**Task item:** Lines from the listing below that contain the string "Management" are to be reported.
^^^^^^^^^^^^^^^^
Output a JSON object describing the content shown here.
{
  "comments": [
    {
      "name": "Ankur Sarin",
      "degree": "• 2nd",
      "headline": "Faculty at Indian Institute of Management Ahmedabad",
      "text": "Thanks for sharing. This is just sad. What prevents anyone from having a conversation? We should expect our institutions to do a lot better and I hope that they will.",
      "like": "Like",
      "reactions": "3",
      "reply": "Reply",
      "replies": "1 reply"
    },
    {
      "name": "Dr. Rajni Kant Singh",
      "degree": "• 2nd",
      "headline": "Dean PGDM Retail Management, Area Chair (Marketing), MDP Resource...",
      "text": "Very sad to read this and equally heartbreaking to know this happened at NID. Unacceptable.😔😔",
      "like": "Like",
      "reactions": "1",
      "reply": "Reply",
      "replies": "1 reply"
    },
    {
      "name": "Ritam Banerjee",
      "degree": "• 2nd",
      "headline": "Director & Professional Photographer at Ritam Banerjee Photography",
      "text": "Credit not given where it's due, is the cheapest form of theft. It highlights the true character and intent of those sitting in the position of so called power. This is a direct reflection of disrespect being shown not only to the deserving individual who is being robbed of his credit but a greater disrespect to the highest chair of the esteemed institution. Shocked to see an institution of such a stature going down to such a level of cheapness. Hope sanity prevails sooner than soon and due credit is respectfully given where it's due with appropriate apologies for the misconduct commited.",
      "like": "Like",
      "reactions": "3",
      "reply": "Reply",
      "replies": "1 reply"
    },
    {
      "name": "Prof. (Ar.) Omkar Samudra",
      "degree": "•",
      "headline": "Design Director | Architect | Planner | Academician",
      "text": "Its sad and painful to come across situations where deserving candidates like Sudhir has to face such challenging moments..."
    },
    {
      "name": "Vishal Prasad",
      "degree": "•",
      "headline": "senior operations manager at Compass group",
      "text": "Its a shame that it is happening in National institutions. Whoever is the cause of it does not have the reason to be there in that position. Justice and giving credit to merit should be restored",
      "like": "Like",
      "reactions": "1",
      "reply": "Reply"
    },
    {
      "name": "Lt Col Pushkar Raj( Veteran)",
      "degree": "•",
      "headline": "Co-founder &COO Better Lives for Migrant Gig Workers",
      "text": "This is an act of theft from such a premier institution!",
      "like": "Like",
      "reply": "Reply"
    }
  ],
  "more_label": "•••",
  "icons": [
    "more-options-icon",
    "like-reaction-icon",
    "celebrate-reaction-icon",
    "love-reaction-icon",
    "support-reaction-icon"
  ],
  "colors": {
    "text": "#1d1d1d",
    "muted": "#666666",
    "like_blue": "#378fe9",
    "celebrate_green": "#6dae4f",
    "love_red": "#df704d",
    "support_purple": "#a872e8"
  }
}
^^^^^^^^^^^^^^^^
**Solution below:**
      "headline": "Faculty at Indian Institute of Management Ahmedabad",
      "headline": "Dean PGDM Retail Management, Area Chair (Marketing), MDP Resource...",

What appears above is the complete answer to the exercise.